What you will do → Scan the data beneath this task and copy each line that includes "JSON".

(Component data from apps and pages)
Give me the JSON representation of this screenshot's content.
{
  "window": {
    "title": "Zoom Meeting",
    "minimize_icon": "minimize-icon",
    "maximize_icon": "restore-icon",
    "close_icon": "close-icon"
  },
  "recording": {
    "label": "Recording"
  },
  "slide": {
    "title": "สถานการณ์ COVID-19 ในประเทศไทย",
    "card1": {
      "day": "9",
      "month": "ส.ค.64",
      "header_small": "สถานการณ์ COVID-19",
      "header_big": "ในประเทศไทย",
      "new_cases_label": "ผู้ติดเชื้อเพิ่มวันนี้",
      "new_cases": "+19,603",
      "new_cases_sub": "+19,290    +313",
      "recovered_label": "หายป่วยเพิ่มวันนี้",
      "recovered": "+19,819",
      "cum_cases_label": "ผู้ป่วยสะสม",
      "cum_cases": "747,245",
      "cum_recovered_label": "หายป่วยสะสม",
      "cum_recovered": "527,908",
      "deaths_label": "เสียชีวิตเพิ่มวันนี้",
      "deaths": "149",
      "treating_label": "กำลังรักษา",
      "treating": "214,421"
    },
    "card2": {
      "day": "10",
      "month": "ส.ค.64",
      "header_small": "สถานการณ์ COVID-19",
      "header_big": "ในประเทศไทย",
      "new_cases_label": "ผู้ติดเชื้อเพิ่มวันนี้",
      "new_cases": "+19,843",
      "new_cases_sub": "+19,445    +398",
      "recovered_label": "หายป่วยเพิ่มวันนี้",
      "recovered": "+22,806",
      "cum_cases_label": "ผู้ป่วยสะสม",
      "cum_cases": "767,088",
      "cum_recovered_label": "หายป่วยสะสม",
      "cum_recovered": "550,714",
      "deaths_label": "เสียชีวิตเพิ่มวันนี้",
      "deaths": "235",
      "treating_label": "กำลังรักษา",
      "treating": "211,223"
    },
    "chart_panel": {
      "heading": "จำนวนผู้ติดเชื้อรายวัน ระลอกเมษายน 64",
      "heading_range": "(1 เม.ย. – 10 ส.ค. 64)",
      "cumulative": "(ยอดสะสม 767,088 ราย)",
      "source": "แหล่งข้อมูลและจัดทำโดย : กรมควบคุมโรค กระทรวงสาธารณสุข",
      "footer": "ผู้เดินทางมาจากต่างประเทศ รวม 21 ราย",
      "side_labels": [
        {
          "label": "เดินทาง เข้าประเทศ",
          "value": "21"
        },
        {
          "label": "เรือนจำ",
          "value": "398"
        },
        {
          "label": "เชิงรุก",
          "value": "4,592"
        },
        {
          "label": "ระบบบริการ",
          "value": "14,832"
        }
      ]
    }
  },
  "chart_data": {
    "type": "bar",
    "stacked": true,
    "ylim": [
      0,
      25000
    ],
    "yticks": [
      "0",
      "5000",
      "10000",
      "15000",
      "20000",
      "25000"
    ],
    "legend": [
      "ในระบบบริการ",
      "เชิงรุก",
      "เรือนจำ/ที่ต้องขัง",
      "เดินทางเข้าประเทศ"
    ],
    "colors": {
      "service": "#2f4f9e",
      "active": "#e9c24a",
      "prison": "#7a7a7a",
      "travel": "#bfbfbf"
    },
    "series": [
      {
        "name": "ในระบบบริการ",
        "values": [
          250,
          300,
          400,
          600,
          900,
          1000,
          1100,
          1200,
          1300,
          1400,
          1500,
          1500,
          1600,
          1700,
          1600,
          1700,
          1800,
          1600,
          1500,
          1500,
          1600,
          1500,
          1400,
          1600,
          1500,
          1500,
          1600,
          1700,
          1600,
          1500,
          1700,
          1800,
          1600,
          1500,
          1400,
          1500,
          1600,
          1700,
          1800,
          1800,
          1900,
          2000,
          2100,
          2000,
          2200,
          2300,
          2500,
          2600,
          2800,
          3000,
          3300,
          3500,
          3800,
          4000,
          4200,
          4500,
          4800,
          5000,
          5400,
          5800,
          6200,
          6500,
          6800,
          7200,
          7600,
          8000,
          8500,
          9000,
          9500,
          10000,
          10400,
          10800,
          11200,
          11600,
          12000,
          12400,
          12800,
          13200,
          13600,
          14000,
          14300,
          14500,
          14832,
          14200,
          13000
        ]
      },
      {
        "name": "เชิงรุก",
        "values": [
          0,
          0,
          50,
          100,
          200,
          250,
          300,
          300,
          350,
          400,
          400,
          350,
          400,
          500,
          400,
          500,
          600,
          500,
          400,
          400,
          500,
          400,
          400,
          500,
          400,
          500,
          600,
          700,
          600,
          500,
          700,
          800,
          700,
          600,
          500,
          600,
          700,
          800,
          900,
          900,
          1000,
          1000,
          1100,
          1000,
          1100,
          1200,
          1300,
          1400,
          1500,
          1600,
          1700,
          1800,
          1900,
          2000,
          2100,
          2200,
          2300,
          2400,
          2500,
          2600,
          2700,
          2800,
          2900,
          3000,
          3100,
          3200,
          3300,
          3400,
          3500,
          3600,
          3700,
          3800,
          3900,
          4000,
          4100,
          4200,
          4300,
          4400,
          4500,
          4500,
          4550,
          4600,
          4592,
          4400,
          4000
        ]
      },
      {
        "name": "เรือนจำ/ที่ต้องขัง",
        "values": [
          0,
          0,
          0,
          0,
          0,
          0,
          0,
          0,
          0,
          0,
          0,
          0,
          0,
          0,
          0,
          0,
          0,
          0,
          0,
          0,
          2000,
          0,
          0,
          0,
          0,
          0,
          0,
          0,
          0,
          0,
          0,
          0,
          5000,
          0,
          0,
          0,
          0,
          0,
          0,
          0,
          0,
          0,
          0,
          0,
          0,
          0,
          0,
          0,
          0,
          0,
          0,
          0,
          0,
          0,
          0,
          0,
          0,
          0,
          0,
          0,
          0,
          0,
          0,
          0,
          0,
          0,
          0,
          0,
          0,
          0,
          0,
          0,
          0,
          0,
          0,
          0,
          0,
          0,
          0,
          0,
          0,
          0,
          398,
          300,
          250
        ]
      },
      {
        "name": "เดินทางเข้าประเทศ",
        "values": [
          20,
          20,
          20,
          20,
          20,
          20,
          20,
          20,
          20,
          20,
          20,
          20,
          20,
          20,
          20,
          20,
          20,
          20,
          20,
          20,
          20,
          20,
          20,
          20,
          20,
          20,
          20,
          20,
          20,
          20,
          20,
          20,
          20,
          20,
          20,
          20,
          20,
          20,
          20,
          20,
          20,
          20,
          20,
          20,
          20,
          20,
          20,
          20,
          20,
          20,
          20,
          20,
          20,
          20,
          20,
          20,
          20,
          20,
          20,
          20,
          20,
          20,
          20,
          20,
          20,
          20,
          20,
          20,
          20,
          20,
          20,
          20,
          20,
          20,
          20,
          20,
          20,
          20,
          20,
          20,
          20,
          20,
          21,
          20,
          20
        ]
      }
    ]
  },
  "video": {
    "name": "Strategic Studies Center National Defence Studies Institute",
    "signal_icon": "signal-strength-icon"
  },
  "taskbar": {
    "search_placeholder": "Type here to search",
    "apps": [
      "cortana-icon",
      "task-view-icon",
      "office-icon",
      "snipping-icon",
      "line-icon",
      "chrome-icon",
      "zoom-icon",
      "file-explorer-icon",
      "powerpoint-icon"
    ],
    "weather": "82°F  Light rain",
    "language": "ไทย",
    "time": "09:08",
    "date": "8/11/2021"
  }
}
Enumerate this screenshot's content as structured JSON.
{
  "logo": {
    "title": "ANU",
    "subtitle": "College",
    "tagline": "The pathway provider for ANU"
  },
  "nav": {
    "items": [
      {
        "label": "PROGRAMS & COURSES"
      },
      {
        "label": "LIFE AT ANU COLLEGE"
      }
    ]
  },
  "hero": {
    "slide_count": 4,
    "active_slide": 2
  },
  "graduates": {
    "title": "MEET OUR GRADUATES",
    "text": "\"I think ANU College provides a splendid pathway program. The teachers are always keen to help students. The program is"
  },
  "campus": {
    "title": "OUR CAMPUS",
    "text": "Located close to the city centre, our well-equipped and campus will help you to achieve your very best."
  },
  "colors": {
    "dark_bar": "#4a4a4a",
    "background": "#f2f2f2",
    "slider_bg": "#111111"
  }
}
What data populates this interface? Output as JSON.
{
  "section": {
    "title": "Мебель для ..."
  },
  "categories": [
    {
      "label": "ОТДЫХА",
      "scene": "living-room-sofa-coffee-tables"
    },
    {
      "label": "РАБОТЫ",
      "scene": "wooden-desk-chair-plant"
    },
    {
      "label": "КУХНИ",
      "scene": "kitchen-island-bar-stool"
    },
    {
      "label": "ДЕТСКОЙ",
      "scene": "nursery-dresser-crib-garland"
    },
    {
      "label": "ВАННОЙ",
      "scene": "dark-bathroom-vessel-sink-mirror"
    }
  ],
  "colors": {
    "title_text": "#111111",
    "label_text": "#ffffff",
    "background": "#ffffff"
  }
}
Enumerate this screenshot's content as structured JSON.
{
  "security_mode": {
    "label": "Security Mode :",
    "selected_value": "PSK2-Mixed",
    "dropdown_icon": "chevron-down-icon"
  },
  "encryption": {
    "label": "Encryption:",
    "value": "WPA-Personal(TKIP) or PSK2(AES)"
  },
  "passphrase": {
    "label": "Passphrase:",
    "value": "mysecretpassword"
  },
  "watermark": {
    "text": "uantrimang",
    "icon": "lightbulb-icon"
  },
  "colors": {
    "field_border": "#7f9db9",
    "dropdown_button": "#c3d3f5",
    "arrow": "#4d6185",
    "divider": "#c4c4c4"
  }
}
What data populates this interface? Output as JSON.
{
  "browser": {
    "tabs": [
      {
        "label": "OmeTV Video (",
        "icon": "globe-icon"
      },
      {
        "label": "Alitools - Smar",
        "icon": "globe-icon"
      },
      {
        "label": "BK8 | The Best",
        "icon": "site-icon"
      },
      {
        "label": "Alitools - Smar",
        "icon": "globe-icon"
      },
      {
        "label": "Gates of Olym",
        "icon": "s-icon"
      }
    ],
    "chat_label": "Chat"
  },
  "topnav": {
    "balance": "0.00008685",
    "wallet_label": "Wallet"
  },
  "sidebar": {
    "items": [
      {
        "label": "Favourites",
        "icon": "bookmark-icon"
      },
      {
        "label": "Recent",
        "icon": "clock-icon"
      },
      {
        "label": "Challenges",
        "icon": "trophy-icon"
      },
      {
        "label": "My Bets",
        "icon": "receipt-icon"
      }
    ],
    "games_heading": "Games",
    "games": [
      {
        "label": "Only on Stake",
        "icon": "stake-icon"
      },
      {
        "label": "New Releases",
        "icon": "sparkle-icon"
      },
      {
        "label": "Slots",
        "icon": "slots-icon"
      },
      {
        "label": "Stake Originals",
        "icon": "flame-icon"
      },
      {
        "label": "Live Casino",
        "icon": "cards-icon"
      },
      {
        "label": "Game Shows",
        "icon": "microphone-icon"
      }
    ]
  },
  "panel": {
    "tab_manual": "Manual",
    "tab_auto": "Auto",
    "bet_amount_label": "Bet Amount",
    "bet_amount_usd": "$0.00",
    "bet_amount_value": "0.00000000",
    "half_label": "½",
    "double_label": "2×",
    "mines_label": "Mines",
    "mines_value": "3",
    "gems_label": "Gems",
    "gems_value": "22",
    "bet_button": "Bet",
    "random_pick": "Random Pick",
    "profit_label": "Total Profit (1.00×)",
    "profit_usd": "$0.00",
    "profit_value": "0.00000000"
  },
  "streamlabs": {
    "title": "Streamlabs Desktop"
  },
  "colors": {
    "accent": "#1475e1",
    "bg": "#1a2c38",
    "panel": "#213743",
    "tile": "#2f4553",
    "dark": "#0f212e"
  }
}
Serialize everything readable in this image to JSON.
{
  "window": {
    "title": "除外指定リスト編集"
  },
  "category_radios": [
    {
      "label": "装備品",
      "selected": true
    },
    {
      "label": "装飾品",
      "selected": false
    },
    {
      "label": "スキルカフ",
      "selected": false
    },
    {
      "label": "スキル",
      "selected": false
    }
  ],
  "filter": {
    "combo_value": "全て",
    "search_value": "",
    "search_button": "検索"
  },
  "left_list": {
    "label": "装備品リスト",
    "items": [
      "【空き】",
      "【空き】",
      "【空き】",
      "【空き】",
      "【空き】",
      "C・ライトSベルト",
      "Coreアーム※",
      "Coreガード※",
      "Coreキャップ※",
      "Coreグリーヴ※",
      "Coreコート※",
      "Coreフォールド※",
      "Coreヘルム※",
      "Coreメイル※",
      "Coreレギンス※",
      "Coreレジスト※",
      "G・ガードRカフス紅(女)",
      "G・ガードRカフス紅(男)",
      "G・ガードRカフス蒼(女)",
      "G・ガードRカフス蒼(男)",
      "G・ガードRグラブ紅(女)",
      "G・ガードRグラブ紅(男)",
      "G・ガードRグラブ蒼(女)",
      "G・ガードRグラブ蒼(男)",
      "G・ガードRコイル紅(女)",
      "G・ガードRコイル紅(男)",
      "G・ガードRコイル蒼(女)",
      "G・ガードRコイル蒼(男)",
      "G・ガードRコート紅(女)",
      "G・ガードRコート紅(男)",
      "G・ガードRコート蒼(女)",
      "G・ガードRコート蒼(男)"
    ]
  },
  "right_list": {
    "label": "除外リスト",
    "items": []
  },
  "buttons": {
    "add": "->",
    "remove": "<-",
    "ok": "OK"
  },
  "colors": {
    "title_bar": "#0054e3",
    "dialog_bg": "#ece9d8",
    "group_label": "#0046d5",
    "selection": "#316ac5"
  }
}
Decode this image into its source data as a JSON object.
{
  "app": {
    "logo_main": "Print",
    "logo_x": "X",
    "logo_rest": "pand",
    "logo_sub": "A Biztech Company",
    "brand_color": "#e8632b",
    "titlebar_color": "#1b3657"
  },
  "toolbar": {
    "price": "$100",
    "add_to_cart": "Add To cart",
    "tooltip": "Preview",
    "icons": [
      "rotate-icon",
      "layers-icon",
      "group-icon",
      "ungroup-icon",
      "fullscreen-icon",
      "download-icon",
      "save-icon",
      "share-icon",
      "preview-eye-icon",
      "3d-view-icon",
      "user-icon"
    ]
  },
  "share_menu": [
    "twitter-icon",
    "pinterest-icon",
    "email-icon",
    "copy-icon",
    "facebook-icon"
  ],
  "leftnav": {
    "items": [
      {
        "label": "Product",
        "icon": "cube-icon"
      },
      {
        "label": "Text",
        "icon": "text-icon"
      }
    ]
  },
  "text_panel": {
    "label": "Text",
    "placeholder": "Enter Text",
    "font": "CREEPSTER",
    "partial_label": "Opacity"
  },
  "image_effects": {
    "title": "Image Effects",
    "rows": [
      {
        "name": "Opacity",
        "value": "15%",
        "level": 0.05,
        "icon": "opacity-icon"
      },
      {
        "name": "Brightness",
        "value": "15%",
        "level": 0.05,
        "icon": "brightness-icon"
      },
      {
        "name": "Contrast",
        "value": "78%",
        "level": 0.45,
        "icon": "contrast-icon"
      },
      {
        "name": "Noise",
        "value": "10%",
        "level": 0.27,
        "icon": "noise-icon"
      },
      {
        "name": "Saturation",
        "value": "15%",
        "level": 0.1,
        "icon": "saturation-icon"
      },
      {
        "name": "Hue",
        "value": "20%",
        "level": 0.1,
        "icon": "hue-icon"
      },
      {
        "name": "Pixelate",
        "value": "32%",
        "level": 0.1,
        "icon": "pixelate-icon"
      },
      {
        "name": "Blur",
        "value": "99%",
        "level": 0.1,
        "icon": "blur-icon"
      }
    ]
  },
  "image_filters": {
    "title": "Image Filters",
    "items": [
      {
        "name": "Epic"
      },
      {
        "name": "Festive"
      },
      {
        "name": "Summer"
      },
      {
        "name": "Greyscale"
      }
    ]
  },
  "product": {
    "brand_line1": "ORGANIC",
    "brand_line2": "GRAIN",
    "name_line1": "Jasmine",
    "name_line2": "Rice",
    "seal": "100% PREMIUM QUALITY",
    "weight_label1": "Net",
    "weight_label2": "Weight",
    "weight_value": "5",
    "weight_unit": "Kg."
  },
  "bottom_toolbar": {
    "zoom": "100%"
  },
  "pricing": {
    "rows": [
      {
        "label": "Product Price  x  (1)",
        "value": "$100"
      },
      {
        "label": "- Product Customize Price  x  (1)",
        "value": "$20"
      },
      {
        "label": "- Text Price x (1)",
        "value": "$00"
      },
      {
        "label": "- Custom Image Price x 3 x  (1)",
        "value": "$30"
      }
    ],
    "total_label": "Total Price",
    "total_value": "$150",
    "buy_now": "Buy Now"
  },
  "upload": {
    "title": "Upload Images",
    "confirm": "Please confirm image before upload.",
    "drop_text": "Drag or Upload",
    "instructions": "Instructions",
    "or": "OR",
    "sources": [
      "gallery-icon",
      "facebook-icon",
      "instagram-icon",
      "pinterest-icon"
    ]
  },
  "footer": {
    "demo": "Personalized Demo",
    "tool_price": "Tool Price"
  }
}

Answer →
Give me the JSON representation of this screenshot's content.
Enumerate this screenshot's content as structured JSON.
What data populates this interface? Output as JSON.
Enumerate this screenshot's content as structured JSON.
What data populates this interface? Output as JSON.
Serialize everything readable in this image to JSON.
Decode this image into its source data as a JSON object.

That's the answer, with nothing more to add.